Millions of Americans have been forced into foreclosure or delinquency on their home mortgages. According to RealtyTrac, an online marketplace for foreclosure properties, there were 1.2 million foreclosure filings nationally in 2006 alone, and 1,197,412 new filings so far in 2007. While millions have lost their homes, still more live in fear of losing them at any time.

As the depth and extent of the housing crisis develops, more and more workers face increasing economic hardship: as their house payments go up, as they watch their life savings diminish along with the value of their home, as public services are reduced in hard-hit communities with a decreased tax base, as construction and other workers are laid-off, etc. And of course, those that are evicted from their homes are in danger of falling into the ranks of the already millions of homeless in the country.

What is the way out of the crisis?

The few actions taken so far by the capitalists and their political representatives take up only the question of shifting the burden away from the big financiers and bankers, while millions of working families are left increasingly unable to make ends meet.

Although speculation, financial chicanery, as well as outright corruption, fraud, etc. work—in the final analysis—to compound the crisis, the root of the problem lies in the anarchy inherent in the capitalist mode of production. Monopoly capitalism brings to the bursting point the basic contradiction inherent in capitalism—the contradiction between the social character of the productive forces and the capitalist relations based on private ownership of these productive forces.

In the U.S. the real character of the productive forces (i.e. the labor-power of the workers and the tools of society—including the factories, transportation and communication systems, construction tools and materials, etc.) is social and historical—today’s modern factories and other means of production are the product of generations of labor and are set in motion only through the combined, cooperative efforts of millions of workers. But these social productive forces are owned privately and set in motion not to increase the well-being of the majority of people, but only to maximize profits for the private capitalist owners. The decisions of a handful of capitalists determine the economic life of millions. Thus the whole of society is subordinated to the private interests—the drive for wealth and profit—of the financial and industrial oligarchy.

The contradiction between the social character of the productive forces and private capitalist ownership has led to the general and permanent crisis of the capitalist mode of production. The vast social, productive forces have the potential of creating abundance for all. But capitalist private ownership necessarily limits and fetters this development. The productive potential of society is thwarted by the very fact that the capitalists, in order to maximize profits, try to keep workers’ wages at a minimum. The result is that the markets always remain too small to absorb all that the workers can produce.

The capitalists, their financial advisors, and their political representatives cannot solve the problem because they are the problem. Today, there are houses sitting empty (and the productive capacity to build as many more as necessary) while the workers cannot afford to buy the homes already built and millions are being forced out of their homes. What could more thoroughly condemn the capitalist system than the fact that it cannot solve the crisis—that it cannot even meet the basic need and right of all the people to housing?
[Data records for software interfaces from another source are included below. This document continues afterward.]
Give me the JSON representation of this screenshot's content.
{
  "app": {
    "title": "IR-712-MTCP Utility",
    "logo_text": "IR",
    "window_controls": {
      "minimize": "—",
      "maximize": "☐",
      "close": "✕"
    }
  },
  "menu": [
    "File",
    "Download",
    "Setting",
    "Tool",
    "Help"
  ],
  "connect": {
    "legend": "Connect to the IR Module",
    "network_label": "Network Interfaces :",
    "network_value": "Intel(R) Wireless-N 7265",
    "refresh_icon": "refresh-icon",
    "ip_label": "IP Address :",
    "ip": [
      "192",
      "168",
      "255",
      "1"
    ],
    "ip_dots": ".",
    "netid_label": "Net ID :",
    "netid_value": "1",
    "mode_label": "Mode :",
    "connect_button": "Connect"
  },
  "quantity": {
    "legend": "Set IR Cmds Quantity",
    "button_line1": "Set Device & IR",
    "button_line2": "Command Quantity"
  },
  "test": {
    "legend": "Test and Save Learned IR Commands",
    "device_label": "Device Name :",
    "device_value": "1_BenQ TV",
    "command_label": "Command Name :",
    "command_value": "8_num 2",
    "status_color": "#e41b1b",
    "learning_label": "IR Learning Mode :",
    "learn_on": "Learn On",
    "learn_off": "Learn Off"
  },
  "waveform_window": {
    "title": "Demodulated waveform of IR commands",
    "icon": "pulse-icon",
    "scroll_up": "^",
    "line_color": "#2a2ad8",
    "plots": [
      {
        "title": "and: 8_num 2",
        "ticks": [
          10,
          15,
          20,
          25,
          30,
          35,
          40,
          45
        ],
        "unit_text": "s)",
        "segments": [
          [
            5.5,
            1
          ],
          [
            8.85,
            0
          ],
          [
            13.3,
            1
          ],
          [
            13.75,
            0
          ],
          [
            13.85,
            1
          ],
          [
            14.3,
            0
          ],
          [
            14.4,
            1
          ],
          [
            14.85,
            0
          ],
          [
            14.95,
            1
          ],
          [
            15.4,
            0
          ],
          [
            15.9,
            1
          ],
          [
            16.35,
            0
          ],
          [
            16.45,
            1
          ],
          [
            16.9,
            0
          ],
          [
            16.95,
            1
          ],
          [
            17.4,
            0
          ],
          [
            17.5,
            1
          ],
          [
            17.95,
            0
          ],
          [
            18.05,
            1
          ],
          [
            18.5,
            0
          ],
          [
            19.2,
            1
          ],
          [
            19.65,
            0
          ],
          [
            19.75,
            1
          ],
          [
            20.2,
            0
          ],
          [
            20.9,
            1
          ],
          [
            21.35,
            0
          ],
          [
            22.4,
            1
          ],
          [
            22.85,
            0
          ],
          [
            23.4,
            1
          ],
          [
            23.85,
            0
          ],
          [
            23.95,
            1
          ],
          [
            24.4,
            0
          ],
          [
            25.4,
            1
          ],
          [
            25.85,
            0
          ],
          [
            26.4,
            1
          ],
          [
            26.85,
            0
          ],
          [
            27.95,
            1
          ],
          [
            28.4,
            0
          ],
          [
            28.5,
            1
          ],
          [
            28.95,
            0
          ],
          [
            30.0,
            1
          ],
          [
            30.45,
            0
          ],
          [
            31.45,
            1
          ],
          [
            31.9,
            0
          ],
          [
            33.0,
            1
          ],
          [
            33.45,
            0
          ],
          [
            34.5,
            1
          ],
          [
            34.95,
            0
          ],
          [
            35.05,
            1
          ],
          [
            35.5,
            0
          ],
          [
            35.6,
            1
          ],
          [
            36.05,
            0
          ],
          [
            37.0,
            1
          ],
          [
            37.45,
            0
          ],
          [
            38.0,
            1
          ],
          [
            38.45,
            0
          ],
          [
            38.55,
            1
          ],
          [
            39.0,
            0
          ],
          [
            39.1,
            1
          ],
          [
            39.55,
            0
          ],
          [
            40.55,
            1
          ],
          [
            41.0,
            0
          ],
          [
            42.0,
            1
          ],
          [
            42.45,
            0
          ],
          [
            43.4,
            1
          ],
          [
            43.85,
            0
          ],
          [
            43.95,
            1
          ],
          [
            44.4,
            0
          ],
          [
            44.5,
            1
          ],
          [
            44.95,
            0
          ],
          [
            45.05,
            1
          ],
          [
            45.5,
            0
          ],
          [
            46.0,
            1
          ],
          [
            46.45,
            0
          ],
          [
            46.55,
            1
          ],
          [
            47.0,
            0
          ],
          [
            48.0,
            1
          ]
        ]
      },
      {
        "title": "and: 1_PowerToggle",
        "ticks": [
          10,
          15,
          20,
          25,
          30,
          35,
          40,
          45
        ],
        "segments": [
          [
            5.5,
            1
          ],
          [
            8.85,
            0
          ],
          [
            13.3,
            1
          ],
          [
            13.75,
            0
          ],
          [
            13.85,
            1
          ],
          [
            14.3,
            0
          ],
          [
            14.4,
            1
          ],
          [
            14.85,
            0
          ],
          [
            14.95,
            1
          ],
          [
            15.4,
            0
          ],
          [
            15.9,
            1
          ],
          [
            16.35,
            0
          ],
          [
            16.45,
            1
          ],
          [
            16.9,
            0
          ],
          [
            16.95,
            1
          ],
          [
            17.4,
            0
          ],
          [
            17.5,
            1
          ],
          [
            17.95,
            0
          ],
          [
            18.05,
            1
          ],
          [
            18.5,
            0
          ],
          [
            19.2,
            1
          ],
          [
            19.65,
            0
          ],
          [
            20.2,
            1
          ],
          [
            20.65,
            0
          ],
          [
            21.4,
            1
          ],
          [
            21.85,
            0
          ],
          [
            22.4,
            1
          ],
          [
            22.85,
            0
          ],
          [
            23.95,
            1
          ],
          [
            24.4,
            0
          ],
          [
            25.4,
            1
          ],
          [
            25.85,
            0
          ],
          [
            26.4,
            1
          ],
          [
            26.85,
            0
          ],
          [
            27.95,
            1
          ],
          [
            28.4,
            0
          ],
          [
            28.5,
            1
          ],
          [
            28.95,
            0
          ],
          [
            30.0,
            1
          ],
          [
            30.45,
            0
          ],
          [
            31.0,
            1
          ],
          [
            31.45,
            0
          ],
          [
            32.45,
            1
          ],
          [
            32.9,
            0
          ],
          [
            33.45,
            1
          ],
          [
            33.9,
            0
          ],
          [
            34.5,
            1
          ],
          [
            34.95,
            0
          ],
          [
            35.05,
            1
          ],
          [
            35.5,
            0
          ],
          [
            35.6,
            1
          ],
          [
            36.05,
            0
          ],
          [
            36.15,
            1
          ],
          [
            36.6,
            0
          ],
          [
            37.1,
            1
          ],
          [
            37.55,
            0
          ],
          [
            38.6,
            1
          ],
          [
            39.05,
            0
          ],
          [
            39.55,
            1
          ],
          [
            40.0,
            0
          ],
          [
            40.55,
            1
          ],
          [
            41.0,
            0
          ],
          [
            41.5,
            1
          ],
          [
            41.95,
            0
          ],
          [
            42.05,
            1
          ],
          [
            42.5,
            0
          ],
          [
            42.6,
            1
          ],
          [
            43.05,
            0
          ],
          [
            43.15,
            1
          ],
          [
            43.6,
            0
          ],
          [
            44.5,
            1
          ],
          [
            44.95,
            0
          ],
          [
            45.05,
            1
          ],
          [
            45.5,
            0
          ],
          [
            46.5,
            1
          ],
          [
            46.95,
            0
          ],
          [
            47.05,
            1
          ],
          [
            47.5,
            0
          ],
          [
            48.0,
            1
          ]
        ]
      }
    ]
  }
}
The only way out for the working class and the broad masses of the people is through struggle. The workers must come out as a class for themselves and wage an independent political struggle to force the rich to bear the burden of the crisis. We must demand that a portion of the social product be set aside to guarantee all the economic rights of the people, including the elemental right to housing.